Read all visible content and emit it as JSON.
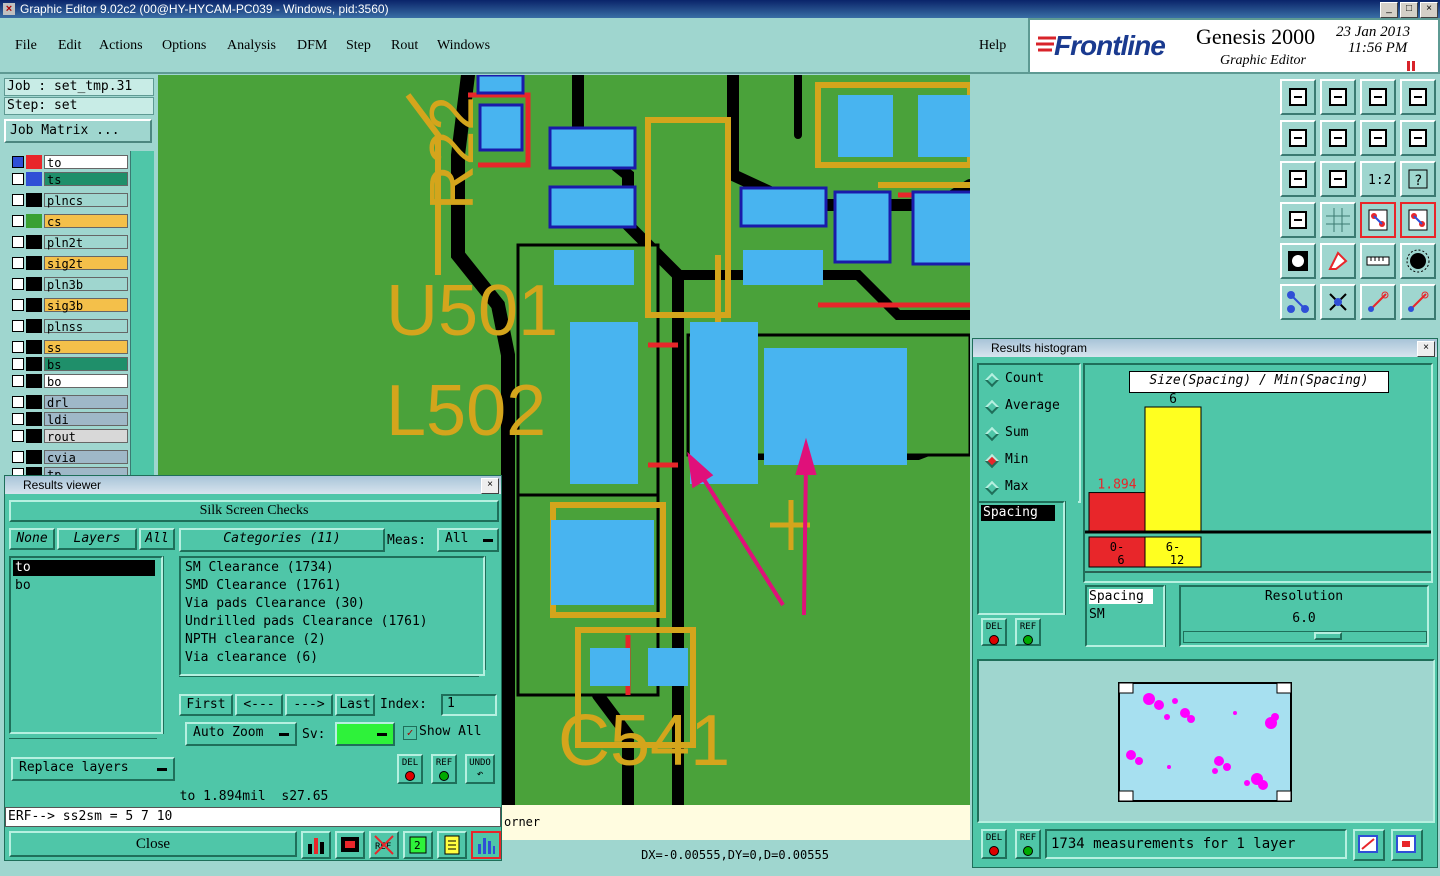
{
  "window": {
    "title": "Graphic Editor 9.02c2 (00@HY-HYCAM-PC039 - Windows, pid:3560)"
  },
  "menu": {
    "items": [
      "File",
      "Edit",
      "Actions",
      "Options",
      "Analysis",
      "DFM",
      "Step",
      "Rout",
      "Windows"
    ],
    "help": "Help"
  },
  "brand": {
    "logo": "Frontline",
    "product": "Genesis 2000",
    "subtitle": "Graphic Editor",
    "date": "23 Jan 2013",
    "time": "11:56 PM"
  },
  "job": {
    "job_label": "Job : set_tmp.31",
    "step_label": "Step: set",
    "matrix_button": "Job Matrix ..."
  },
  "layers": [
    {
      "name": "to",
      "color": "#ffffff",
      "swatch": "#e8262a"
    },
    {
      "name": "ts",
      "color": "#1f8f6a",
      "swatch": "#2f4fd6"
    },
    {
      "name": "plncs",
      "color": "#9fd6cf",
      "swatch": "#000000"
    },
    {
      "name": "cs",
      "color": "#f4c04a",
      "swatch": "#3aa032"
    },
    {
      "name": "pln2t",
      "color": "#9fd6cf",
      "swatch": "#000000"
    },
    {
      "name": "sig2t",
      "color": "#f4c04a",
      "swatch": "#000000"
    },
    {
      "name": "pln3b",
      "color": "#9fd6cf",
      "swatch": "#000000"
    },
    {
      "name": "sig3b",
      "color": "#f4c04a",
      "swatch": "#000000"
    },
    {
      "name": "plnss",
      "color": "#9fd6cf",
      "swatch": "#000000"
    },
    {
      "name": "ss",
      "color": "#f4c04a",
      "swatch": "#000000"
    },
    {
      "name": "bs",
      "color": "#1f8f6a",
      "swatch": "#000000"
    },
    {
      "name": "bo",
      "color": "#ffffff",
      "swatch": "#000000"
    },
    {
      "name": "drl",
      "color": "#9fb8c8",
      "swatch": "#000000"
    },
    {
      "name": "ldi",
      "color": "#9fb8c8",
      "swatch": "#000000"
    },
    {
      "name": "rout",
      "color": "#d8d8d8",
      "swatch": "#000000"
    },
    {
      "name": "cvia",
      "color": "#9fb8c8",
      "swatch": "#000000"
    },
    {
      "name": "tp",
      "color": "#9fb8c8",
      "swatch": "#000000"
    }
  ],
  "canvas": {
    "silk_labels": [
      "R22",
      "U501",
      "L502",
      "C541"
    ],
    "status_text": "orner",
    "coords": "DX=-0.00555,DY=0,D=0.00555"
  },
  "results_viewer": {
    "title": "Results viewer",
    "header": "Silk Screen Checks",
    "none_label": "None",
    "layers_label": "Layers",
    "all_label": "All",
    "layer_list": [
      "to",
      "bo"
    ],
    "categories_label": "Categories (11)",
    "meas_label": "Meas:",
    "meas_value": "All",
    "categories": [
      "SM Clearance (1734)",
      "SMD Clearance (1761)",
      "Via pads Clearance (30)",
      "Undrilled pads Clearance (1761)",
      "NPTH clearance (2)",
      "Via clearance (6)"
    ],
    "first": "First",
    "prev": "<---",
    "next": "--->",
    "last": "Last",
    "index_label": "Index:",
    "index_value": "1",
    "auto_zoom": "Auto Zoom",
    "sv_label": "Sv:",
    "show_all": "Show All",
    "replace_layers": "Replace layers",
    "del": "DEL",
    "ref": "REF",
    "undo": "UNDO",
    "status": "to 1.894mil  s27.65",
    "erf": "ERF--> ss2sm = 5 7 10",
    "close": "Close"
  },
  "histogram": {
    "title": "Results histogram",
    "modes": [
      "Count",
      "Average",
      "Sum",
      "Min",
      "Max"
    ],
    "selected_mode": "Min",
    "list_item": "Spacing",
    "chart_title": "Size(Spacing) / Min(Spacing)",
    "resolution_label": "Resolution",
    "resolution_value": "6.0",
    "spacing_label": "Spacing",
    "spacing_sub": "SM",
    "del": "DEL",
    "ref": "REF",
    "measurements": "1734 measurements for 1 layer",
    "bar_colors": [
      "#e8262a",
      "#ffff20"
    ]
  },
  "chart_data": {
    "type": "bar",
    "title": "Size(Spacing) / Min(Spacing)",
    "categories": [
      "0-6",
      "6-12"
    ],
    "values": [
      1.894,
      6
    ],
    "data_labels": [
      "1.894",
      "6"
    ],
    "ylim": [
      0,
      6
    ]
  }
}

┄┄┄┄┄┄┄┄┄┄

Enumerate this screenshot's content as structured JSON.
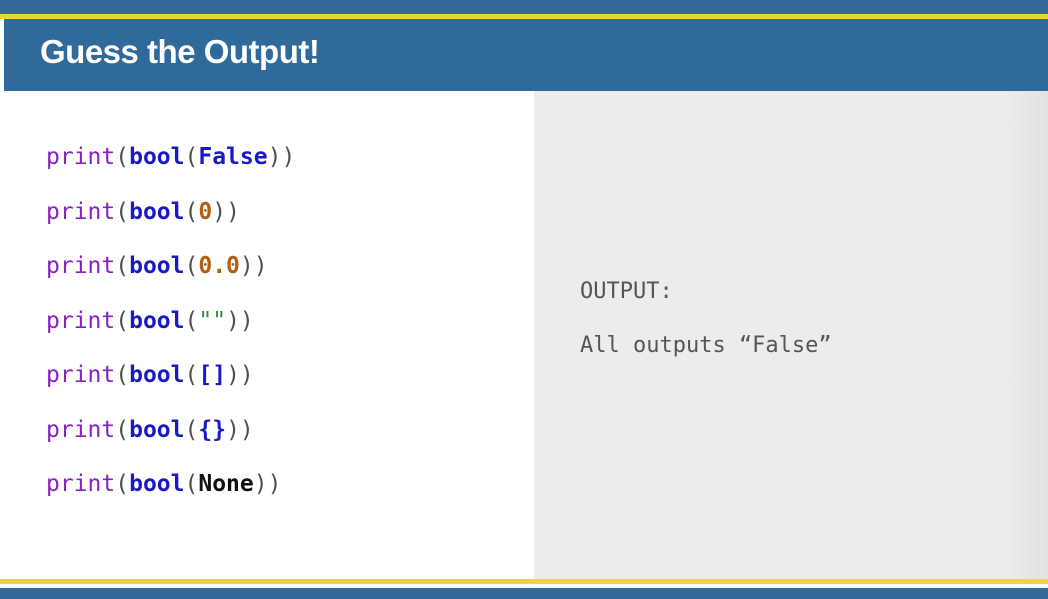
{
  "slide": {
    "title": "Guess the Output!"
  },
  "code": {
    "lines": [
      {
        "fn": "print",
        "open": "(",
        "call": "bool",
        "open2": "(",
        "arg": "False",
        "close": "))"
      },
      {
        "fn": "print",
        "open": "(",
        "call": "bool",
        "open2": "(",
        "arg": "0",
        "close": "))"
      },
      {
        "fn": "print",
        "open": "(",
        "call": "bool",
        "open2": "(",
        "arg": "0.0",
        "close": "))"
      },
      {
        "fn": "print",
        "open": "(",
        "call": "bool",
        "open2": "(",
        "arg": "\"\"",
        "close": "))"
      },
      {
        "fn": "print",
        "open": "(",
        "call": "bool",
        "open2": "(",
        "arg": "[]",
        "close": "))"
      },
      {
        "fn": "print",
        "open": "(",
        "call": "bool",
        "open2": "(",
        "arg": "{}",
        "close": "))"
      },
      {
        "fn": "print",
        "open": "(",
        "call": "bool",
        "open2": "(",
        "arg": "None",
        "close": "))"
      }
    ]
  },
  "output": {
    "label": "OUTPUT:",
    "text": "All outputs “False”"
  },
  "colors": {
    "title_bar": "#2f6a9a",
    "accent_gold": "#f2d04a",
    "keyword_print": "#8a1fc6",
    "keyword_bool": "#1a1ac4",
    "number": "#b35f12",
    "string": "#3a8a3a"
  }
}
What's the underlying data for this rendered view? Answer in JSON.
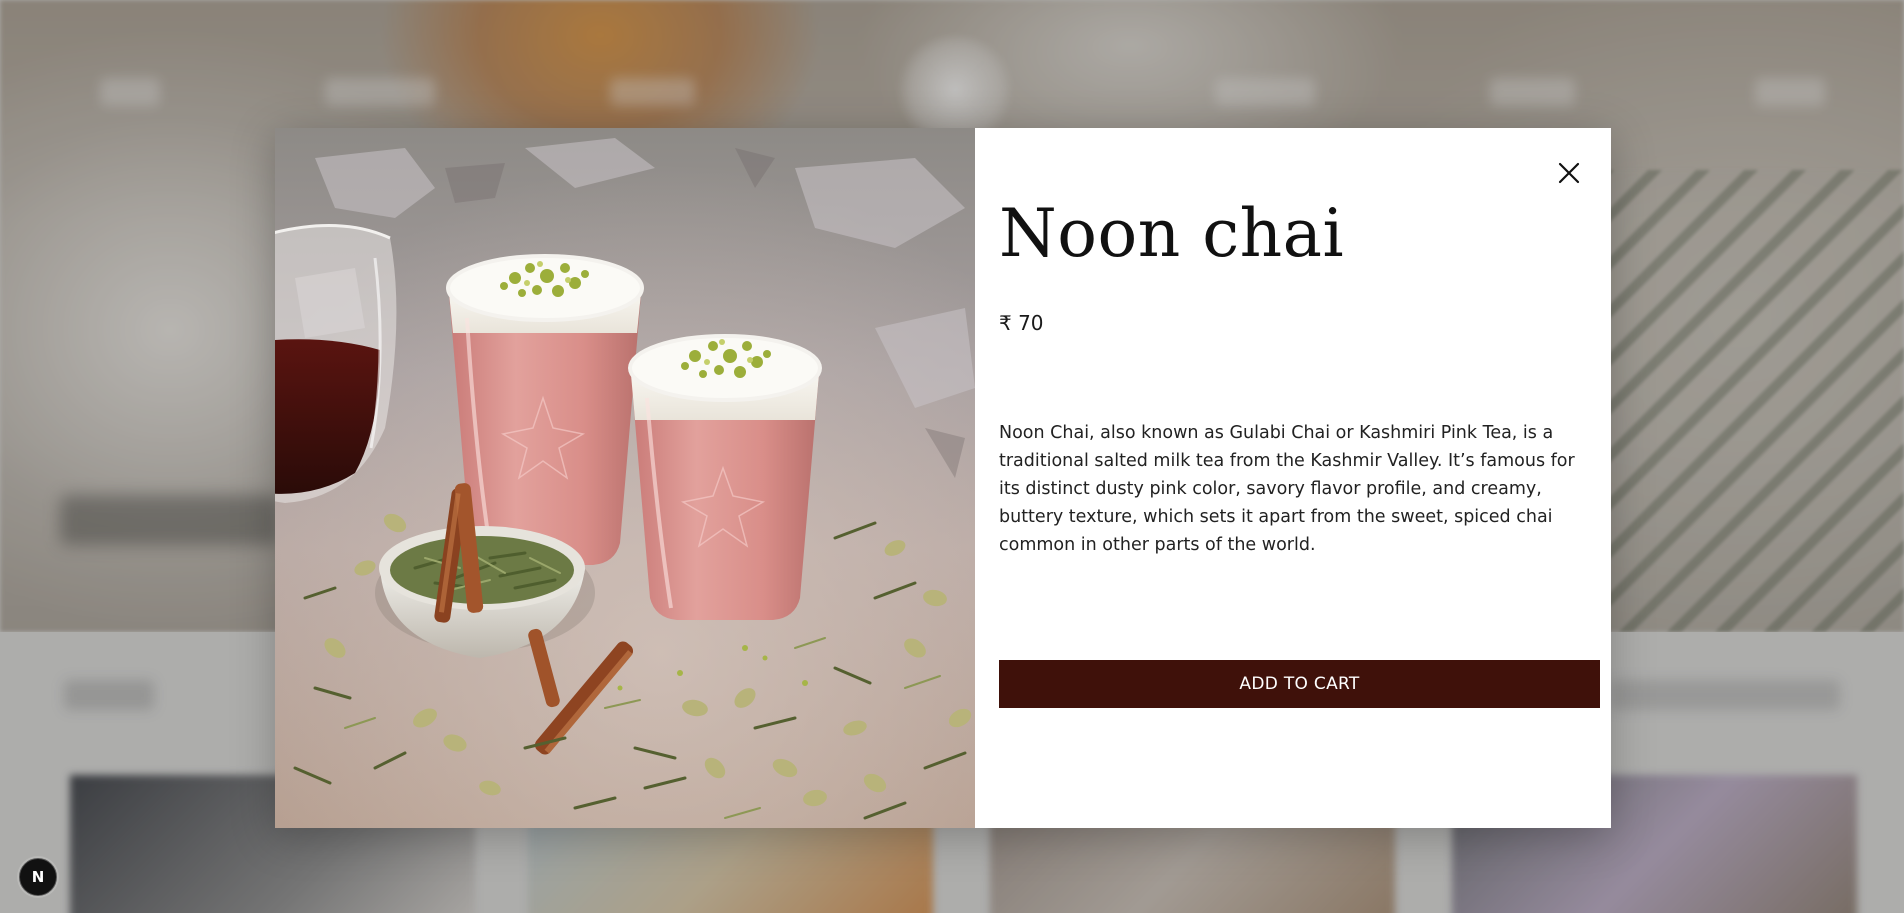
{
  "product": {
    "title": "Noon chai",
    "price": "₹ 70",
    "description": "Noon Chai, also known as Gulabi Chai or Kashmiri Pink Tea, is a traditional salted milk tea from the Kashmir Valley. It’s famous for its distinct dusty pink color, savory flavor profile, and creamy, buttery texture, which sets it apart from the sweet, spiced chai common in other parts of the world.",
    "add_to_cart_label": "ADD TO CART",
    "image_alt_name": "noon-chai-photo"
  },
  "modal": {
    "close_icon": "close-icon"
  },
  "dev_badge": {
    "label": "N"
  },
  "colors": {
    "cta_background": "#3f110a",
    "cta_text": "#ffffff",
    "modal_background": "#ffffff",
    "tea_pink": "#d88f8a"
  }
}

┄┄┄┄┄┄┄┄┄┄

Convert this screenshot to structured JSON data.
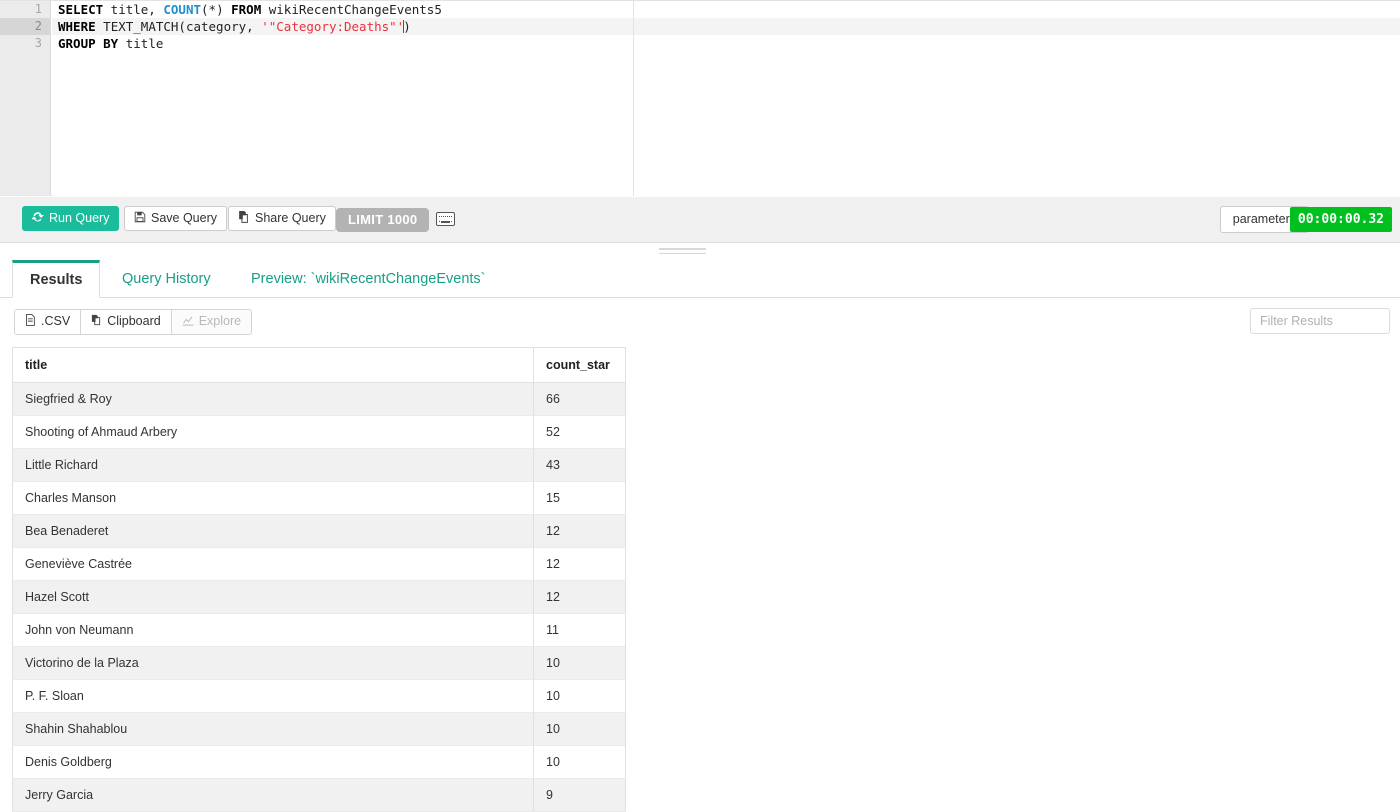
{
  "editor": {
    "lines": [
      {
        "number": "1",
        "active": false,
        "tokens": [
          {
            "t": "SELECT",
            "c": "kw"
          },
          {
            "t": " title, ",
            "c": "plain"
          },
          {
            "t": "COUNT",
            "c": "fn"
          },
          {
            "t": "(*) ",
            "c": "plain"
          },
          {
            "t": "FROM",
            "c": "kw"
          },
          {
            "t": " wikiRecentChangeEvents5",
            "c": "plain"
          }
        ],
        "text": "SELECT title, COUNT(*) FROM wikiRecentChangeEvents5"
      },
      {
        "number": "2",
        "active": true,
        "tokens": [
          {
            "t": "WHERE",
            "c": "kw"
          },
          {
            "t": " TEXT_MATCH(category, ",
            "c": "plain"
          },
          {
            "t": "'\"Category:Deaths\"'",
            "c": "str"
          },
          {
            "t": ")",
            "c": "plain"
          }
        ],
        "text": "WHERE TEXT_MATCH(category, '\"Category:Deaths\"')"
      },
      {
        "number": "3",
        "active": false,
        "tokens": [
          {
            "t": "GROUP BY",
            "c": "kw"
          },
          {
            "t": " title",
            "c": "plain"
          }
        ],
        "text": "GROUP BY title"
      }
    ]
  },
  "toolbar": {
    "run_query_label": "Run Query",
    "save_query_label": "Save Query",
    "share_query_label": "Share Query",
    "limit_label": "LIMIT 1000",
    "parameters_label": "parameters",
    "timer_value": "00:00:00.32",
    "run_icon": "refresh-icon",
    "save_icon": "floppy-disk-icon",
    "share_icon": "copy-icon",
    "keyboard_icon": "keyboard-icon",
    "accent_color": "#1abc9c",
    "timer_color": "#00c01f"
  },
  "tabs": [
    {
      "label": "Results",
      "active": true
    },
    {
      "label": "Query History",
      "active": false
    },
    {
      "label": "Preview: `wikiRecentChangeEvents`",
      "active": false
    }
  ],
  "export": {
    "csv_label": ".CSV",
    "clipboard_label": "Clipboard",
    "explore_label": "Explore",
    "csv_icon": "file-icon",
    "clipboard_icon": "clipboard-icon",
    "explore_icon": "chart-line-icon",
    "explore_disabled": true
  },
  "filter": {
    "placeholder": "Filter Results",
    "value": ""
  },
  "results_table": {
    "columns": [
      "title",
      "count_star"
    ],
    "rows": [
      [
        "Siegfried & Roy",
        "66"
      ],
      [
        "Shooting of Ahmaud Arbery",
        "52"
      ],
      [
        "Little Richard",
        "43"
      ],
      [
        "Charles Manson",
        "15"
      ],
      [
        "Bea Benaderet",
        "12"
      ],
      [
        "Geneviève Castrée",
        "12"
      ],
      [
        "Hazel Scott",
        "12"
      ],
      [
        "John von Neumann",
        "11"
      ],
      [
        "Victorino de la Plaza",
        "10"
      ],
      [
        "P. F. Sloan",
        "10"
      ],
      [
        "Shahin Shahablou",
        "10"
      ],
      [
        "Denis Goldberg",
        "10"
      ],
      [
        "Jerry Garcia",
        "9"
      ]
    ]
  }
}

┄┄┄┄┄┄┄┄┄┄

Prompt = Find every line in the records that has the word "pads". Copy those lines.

Solution for this task =
      "Via pads Clearance (30)",
      "Undrilled pads Clearance (1761)",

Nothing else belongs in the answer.